*Exercise description*
Your answer should be every line from the records that contains "image".

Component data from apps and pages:
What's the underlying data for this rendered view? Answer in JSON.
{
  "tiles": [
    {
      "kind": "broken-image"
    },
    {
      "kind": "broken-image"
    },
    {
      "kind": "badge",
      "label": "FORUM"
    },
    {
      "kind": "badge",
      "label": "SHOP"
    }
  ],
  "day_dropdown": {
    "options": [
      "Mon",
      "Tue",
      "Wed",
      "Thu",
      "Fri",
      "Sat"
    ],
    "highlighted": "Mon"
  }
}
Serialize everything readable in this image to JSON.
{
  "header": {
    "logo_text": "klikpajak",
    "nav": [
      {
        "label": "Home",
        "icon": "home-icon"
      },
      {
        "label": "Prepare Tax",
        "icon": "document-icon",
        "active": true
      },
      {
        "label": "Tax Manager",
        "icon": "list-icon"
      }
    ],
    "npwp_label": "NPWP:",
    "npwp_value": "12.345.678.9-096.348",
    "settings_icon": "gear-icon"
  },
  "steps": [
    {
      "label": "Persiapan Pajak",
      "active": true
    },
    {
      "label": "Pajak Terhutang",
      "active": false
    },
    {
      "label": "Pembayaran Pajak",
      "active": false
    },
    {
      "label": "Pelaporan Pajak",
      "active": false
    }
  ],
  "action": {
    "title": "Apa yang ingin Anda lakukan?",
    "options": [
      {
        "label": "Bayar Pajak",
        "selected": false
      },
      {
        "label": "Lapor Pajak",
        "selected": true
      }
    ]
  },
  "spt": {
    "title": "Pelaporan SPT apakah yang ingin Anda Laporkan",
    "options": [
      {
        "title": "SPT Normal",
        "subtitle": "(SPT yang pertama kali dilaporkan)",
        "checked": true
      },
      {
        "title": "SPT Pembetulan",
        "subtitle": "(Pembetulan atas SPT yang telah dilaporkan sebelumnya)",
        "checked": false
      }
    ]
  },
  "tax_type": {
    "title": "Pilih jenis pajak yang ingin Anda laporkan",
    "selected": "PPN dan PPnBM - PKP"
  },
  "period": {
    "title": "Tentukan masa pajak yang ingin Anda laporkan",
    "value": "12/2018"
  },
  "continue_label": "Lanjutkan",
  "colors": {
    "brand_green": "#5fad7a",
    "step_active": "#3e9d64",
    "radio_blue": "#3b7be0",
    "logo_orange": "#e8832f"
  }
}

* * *

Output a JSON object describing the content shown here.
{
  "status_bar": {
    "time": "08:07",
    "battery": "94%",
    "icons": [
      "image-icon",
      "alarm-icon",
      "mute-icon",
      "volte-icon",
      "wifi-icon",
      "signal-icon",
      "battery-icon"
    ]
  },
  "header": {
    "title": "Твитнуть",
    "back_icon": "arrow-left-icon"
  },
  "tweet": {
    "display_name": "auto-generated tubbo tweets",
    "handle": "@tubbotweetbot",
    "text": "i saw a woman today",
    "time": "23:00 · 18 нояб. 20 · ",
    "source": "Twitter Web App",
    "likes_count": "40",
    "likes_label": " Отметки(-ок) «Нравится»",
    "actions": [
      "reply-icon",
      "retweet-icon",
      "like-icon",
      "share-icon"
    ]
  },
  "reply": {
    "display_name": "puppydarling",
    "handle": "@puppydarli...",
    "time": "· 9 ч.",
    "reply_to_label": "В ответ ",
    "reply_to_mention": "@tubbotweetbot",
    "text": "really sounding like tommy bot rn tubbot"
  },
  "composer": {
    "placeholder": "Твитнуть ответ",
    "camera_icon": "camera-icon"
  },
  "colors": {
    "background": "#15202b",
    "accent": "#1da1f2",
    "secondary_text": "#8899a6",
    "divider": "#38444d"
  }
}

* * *

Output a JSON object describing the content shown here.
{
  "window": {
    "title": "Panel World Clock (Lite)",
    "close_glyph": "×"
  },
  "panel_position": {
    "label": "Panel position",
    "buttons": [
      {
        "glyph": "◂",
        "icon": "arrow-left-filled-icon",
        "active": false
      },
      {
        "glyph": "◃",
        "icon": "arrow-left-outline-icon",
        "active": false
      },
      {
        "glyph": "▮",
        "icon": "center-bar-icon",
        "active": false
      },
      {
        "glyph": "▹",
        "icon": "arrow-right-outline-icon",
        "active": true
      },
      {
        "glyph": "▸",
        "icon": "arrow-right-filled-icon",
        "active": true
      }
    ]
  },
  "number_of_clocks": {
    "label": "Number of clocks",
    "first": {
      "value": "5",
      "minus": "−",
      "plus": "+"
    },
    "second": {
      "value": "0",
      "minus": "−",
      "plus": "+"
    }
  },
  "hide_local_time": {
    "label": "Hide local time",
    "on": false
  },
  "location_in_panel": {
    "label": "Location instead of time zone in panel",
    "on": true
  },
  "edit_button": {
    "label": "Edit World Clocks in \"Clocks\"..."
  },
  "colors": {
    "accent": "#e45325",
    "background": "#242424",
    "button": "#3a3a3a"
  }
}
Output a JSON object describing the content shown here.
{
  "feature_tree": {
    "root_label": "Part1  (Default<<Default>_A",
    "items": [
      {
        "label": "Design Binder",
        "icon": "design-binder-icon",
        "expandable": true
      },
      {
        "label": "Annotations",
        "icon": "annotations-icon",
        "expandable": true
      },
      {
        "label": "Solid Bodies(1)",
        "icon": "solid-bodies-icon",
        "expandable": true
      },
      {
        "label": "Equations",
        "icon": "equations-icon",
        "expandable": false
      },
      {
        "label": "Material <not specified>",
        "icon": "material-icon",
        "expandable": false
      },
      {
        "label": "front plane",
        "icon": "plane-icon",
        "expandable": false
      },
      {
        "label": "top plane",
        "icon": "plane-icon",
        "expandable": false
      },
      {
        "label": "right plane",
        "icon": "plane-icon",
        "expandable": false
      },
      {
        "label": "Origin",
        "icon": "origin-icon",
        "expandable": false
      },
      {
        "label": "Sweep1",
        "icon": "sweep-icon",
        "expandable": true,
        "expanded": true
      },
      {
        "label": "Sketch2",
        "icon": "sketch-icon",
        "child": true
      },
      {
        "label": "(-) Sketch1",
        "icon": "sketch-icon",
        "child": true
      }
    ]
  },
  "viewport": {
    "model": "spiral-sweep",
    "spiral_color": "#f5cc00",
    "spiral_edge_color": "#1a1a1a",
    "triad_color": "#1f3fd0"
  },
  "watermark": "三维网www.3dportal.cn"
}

*Solution to this task*
      "kind": "broken-image"
      "kind": "broken-image"
Serialize everything readable in this image to JSON.
      "image-icon",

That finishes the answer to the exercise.